[Element data from apps and pages]
· · · · · · ·

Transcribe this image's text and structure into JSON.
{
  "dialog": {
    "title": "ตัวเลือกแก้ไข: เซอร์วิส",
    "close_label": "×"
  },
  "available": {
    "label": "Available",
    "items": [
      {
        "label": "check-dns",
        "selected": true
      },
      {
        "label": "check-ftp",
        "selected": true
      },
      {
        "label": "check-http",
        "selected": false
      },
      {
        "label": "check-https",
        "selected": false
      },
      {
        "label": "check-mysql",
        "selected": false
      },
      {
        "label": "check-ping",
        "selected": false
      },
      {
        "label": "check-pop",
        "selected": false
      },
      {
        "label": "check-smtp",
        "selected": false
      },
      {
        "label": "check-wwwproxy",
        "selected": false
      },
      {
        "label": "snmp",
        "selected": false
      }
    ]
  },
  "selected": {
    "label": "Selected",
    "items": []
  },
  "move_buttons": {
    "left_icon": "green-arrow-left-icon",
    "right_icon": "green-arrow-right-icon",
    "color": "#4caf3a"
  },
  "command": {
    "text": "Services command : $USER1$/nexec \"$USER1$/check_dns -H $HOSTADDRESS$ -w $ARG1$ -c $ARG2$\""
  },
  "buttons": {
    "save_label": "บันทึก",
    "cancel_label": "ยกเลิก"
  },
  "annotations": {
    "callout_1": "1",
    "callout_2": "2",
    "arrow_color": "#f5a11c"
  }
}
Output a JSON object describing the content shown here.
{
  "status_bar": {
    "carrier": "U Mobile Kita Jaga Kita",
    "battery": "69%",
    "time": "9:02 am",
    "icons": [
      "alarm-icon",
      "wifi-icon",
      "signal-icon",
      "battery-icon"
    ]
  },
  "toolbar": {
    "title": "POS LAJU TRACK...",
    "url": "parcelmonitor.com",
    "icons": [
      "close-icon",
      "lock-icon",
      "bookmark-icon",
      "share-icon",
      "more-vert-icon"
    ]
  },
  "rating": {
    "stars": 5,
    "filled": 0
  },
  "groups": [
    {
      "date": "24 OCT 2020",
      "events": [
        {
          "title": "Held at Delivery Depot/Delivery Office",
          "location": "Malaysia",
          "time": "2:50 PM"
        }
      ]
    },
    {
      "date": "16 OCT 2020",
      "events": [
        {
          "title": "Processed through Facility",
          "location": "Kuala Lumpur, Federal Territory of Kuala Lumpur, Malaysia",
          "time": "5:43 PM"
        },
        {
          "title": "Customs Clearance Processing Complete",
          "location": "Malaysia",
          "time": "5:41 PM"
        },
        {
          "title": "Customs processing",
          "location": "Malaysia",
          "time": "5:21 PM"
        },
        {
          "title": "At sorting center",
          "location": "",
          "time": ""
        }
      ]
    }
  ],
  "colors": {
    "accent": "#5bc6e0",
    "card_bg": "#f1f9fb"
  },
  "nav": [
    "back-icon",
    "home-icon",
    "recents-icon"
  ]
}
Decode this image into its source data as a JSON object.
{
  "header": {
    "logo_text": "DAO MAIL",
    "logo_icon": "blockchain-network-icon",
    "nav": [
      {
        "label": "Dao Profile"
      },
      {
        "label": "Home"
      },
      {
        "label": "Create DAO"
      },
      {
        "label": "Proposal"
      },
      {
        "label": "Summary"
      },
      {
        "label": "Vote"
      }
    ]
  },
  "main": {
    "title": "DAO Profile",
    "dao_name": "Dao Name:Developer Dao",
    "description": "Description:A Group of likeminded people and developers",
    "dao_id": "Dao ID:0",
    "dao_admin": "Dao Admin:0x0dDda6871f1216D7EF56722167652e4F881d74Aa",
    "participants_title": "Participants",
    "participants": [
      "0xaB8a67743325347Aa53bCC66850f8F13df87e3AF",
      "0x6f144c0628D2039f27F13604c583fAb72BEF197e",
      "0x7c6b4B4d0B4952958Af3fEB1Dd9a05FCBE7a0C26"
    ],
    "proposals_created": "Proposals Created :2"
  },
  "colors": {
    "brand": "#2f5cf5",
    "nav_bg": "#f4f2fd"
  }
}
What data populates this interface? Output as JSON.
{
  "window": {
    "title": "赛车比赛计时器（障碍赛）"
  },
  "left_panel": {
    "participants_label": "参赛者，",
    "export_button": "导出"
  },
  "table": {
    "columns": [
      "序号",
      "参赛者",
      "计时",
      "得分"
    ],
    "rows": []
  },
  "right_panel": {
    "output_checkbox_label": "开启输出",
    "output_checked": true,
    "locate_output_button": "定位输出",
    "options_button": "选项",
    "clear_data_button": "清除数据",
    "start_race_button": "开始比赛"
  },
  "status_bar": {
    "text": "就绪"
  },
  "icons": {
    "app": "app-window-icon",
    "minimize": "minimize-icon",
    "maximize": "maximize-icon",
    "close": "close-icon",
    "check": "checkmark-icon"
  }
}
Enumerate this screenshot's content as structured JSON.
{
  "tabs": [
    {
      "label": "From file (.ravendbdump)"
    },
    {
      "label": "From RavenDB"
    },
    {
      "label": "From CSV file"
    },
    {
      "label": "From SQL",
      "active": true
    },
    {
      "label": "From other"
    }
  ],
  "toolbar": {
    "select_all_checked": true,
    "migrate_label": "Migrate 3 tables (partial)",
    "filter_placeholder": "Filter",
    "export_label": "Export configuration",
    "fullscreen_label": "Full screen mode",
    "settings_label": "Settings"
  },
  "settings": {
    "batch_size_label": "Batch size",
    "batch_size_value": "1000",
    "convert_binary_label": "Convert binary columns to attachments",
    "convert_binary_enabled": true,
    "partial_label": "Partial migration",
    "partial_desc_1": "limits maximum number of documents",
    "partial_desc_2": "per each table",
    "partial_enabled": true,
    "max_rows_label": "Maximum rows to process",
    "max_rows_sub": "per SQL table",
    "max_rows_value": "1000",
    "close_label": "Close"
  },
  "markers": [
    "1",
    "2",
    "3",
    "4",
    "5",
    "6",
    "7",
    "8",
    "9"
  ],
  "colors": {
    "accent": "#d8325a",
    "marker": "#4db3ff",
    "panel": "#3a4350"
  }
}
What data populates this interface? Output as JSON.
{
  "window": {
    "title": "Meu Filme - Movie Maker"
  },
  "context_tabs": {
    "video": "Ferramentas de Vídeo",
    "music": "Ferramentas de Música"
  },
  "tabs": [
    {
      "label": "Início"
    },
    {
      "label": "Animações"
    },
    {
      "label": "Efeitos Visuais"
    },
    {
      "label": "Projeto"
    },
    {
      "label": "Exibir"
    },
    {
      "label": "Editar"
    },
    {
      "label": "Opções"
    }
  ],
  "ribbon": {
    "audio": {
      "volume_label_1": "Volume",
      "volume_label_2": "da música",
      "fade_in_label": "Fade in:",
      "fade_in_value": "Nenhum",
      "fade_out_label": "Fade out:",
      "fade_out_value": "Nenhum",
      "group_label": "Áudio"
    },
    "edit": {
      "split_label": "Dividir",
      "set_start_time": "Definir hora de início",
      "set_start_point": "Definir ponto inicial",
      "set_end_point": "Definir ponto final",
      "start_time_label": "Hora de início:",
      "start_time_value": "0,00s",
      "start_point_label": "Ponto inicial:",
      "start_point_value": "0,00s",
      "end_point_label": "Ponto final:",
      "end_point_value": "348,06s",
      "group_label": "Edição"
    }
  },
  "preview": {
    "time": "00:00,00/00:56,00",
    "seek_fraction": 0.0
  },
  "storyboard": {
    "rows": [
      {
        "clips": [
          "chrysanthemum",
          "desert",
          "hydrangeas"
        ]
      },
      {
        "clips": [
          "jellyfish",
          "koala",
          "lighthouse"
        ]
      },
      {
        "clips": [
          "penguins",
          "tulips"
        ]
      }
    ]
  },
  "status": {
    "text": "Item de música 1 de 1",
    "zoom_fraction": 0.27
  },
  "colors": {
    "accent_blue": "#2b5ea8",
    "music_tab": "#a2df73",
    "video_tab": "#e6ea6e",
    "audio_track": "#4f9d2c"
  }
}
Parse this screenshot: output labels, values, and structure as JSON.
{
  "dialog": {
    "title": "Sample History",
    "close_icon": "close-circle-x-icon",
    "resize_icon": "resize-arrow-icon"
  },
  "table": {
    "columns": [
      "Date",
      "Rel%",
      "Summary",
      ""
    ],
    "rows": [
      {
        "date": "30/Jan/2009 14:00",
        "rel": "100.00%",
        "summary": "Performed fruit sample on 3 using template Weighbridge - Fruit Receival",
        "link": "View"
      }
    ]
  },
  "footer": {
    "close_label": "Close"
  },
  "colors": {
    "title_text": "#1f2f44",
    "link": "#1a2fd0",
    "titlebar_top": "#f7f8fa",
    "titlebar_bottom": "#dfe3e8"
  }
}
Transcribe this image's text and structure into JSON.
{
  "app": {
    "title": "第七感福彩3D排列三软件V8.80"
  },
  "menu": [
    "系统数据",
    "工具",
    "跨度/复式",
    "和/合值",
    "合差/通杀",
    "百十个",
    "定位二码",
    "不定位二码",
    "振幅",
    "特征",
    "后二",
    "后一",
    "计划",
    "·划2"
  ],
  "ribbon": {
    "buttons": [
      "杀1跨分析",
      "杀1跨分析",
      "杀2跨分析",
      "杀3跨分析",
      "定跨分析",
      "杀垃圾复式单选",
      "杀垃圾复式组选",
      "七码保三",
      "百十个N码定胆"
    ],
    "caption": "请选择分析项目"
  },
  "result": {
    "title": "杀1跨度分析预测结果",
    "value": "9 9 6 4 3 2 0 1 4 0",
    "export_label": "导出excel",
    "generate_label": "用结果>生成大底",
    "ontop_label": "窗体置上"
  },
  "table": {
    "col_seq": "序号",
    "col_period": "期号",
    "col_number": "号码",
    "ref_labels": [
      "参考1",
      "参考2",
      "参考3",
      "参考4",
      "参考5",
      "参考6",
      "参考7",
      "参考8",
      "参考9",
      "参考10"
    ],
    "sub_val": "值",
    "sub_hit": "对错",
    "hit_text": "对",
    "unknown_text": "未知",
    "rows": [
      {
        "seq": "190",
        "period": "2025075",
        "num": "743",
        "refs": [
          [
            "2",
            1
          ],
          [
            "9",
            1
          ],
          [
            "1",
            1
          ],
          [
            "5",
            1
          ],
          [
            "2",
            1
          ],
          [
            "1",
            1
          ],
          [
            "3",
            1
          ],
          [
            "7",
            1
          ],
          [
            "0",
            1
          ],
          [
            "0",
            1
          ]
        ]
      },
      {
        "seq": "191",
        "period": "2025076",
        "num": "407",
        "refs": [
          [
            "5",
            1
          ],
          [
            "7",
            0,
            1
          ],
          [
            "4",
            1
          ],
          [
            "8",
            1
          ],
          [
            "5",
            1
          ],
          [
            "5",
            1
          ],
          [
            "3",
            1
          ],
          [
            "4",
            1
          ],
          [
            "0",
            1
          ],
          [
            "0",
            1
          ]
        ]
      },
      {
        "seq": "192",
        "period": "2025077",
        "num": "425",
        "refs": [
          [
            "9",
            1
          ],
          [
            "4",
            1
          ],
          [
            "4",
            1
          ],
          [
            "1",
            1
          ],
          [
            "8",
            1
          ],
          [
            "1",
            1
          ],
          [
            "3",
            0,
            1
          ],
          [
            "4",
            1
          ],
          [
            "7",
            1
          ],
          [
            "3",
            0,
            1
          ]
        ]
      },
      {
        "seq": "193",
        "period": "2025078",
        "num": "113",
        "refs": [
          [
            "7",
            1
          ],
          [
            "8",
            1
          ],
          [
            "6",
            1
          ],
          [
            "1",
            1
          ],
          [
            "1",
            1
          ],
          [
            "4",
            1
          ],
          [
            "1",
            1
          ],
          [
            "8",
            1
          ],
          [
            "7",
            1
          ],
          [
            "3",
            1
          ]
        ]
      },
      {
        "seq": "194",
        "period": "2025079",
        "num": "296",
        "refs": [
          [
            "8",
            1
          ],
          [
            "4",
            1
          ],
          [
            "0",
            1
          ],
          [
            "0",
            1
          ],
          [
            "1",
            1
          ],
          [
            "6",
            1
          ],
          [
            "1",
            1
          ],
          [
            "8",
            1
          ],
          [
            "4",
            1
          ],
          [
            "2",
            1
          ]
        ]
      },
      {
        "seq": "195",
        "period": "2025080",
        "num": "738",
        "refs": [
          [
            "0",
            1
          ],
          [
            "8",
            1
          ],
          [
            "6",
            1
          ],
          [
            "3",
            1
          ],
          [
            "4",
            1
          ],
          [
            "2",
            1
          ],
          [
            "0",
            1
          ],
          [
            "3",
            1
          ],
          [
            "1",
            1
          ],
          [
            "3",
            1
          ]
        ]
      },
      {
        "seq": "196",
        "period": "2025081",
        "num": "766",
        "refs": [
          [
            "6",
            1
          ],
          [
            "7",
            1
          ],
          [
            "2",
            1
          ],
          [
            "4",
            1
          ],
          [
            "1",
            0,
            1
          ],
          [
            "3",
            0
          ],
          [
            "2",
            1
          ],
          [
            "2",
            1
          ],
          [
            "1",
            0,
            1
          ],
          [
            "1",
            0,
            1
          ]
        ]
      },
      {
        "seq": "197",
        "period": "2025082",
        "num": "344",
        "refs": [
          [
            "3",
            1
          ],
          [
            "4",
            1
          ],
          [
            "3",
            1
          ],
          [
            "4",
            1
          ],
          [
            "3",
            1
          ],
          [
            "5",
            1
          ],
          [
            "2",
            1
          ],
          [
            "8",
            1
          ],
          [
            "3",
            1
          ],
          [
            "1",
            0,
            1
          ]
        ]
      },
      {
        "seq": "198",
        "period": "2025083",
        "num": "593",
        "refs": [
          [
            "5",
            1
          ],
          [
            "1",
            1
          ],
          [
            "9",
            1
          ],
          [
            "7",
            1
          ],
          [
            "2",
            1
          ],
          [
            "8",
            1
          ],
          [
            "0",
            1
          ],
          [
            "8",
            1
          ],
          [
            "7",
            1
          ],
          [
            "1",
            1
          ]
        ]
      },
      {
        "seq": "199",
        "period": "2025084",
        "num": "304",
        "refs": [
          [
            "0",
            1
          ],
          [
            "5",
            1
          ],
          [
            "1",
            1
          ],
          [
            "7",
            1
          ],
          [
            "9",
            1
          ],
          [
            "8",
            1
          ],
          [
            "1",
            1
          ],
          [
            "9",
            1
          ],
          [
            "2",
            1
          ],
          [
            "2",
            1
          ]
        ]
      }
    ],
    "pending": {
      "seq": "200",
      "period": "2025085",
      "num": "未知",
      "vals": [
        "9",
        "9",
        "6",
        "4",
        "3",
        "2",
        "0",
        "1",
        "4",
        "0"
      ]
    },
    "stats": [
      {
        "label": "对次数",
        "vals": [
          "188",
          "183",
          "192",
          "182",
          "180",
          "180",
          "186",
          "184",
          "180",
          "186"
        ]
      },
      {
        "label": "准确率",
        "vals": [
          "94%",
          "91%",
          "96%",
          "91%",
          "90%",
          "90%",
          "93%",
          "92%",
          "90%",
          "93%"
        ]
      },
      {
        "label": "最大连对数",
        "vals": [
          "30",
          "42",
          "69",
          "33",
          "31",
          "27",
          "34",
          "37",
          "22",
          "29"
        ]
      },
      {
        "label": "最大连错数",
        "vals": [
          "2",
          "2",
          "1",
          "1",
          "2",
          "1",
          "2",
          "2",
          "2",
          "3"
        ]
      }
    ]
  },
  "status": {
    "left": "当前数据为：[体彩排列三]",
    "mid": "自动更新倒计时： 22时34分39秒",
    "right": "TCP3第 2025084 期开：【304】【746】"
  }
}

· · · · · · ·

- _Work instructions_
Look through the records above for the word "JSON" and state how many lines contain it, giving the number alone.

- _Answer space_
8